The first night in Rainforest Lodge was deafening as I experienced a true thunderstorm for the first time ever. The thunder felt like it was splitting the earth in two and my heart raced as flash after flash of lightning blinded me in my bed.

Thunderstorm number two, was on a boat, on the Madre de Dias river, during lunch. We'd just had the most beautiful time in the natural, Hot Springs at which point the rain came down and the thunder rolled in. We were dry and warm on the boat eating the best ceviche I've ever had, when we looked up to see a bolt of lightning blow up a tree on the opposite shore. I could have cried at the spectacle.

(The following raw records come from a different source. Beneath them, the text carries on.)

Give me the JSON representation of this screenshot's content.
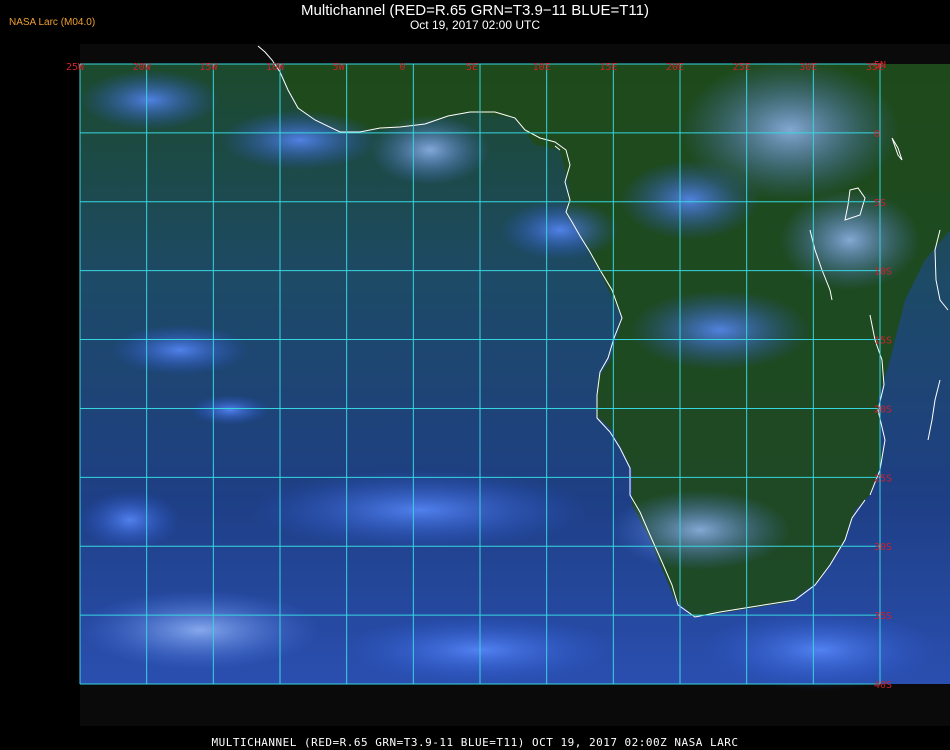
{
  "header": {
    "title": "Multichannel (RED=R.65 GRN=T3.9−11 BLUE=T11)",
    "subtitle": "Oct 19, 2017 02:00 UTC",
    "credit": "NASA Larc (M04.0)"
  },
  "footer": {
    "caption": "MULTICHANNEL (RED=R.65 GRN=T3.9-11 BLUE=T11) OCT 19, 2017 02:00Z  NASA LARC"
  },
  "map": {
    "extent": {
      "lon_min": -25,
      "lon_max": 35,
      "lat_max": 5,
      "lat_min": -40
    },
    "lon_labels": [
      "25W",
      "20W",
      "15W",
      "10W",
      "5W",
      "0",
      "5E",
      "10E",
      "15E",
      "20E",
      "25E",
      "30E",
      "35E"
    ],
    "lon_values": [
      -25,
      -20,
      -15,
      -10,
      -5,
      0,
      5,
      10,
      15,
      20,
      25,
      30,
      35
    ],
    "lat_labels": [
      "5N",
      "0",
      "5S",
      "10S",
      "15S",
      "20S",
      "25S",
      "30S",
      "35S",
      "40S"
    ],
    "lat_values": [
      5,
      0,
      -5,
      -10,
      -15,
      -20,
      -25,
      -30,
      -35,
      -40
    ],
    "colors": {
      "grid": "#36d6e0",
      "coast": "#ffffff",
      "label": "#d0202a",
      "ocean": "#1c3f7a",
      "land": "#1f4a1a"
    }
  }
}
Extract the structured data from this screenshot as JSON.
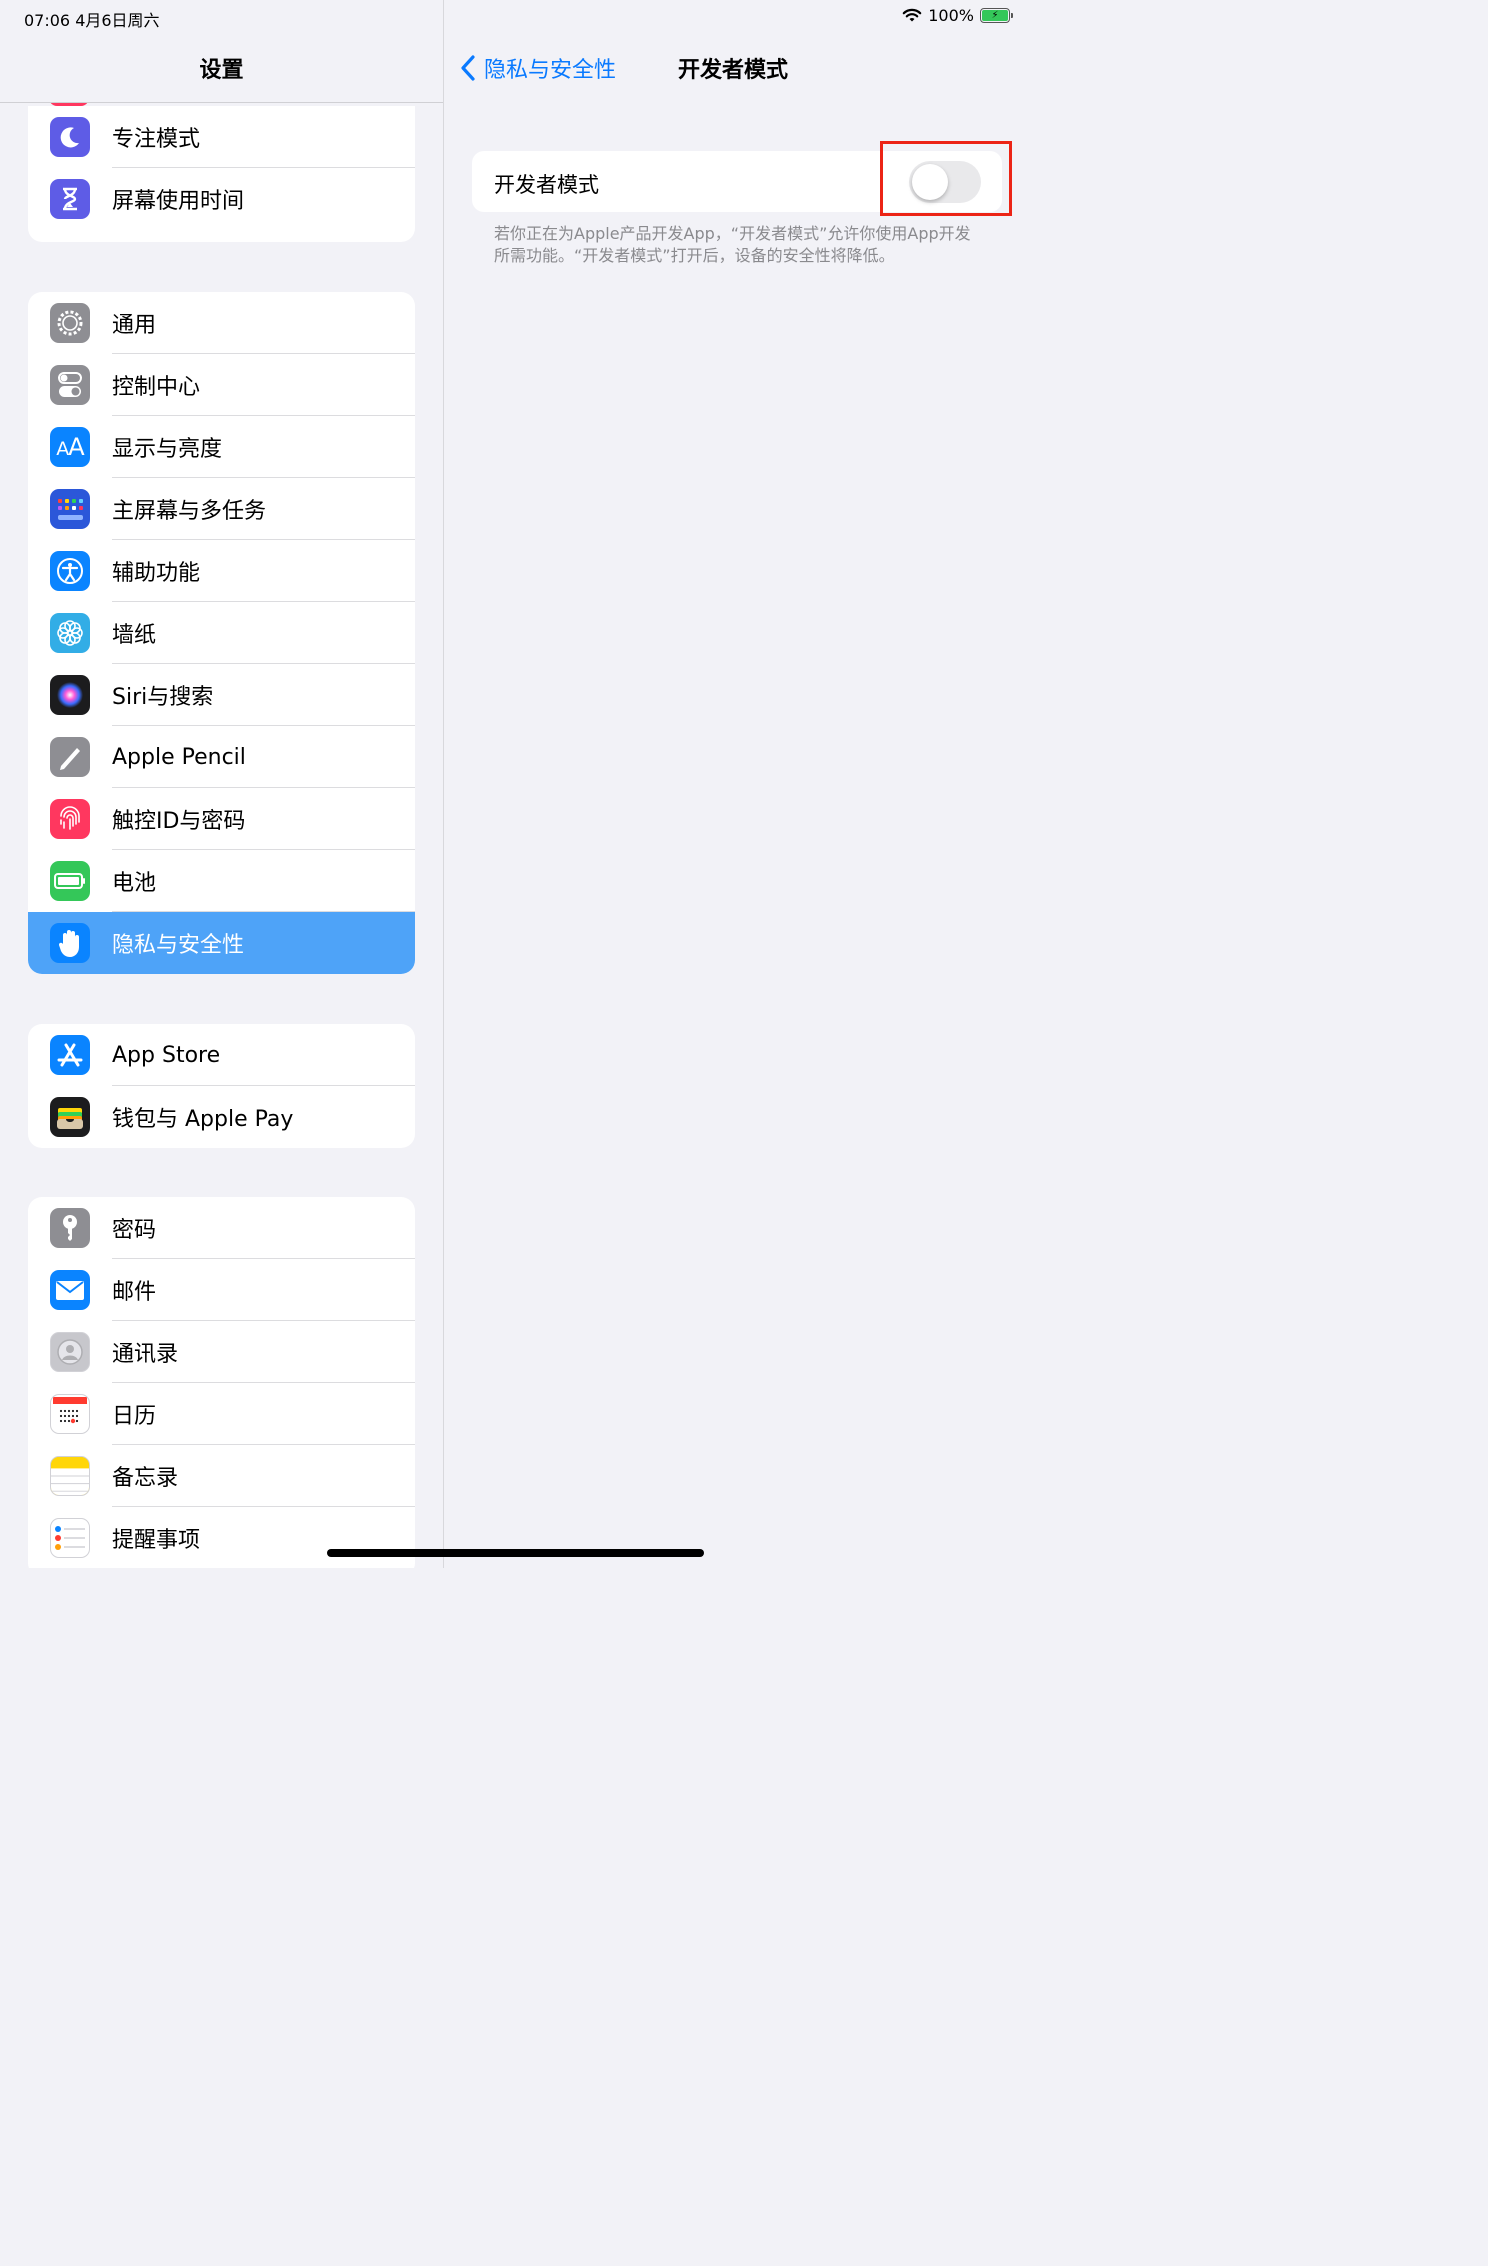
{
  "status_bar": {
    "time_date": "07:06   4月6日周六",
    "battery": "100%",
    "wifi_icon": "wifi-icon",
    "battery_icon": "battery-charging-icon"
  },
  "sidebar": {
    "title": "设置",
    "group1": [
      {
        "label": "专注模式",
        "icon": "moon-icon",
        "color": "#5e5ce6"
      },
      {
        "label": "屏幕使用时间",
        "icon": "hourglass-icon",
        "color": "#5e5ce6"
      }
    ],
    "group2": [
      {
        "label": "通用",
        "icon": "gear-icon",
        "color": "#8e8e93"
      },
      {
        "label": "控制中心",
        "icon": "toggles-icon",
        "color": "#8e8e93"
      },
      {
        "label": "显示与亮度",
        "icon": "text-size-icon",
        "color": "#0a84ff"
      },
      {
        "label": "主屏幕与多任务",
        "icon": "app-grid-icon",
        "color": "#2b57d9"
      },
      {
        "label": "辅助功能",
        "icon": "accessibility-icon",
        "color": "#0a84ff"
      },
      {
        "label": "墙纸",
        "icon": "flower-icon",
        "color": "#32ade6"
      },
      {
        "label": "Siri与搜索",
        "icon": "siri-icon",
        "color": "#1c1c1e"
      },
      {
        "label": "Apple Pencil",
        "icon": "pencil-icon",
        "color": "#8e8e93"
      },
      {
        "label": "触控ID与密码",
        "icon": "fingerprint-icon",
        "color": "#ff375f"
      },
      {
        "label": "电池",
        "icon": "battery-icon",
        "color": "#34c759"
      },
      {
        "label": "隐私与安全性",
        "icon": "hand-icon",
        "color": "#0a84ff",
        "selected": true
      }
    ],
    "group3": [
      {
        "label": "App Store",
        "icon": "app-store-icon",
        "color": "#0a84ff"
      },
      {
        "label": "钱包与 Apple Pay",
        "icon": "wallet-icon",
        "color": "#1c1c1e"
      }
    ],
    "group4": [
      {
        "label": "密码",
        "icon": "key-icon",
        "color": "#8e8e93"
      },
      {
        "label": "邮件",
        "icon": "mail-icon",
        "color": "#0a84ff"
      },
      {
        "label": "通讯录",
        "icon": "contacts-icon",
        "color": "#c7c7cc"
      },
      {
        "label": "日历",
        "icon": "calendar-icon",
        "color": "#ffffff"
      },
      {
        "label": "备忘录",
        "icon": "notes-icon",
        "color": "#ffd60a"
      },
      {
        "label": "提醒事项",
        "icon": "reminders-icon",
        "color": "#ffffff"
      }
    ],
    "selection_color": "#4ea3f8"
  },
  "detail": {
    "back_label": "隐私与安全性",
    "title": "开发者模式",
    "setting_label": "开发者模式",
    "toggle_on": false,
    "footnote": "若你正在为Apple产品开发App，“开发者模式”允许你使用App开发所需功能。“开发者模式”打开后，设备的安全性将降低。",
    "accent_color": "#0a7aff",
    "highlight_color": "#ec2416"
  }
}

We spent a night in a Camouflage House which looked out over a mammal, Clay Lick (mammals come from all over the jungle to get the nutrients from the clay). Situated deep in the jungle from our second camp, Bonanza Lodge, we got there after 2 hours of walking and wildlife spotting, and settled in (joined by a divine lightning bug). We each had a mattress and took it in turns as 'lookout’ to check for any mammals. When it was my turn, my heart leapt as a Tapir (related to the Rhino) wandered into the swampy area. She was huge, elegant and completely beautiful. It was magic and I didn't want to leave the place come the morning.

After night fell on our third night, we headed into the darkness with torches for a Night Walk. So. Many. Insects. The spiders were brilliant: they ranged from giant, Scorpion Spiders to the prettiest, long-legged silver spiders… We saw Leaf Katydids (fave insect ever) alongside a Pink-Toed Tarantula and a beautiful Yellow Clown Tree Frog.

On the penultimate day, we got to see the Jungle Condor: King Vulture. There were three or four of them and, always last to join the feast, they towered over the Black Vultures. They busied themselves on the riverbank but escaped to the trees as we approached. They were fascinating, with big clown-like, red faces and huge, white and black bodies.

There was so much more to the trip: the birdlife is beyond belief and Jordy's (our guide) enthusiasm was contagious. He knew everything about anything and was so driven by the life around him (except when he was napping, of course). The group was great fun too. There was a total of seven, three of whom were over fifty and a bit ‘mleh’ (if I'm honest!) but the other two were a divine and hilarious couple (Josh and Rosie), the same age as Sarah and I, who we went for a ‘debrief’ dinner with once back in Cusco.

I still can't believe I was there, in the Amazon Jungle… But what broke my heart to smithereens on leaving, was the news that Bolsonaro had been elected as the new Brazilian President, and with his disgusting plans to open the Amazon to widespread development, the ‘Earth’s Lungs’ don't stand a chance.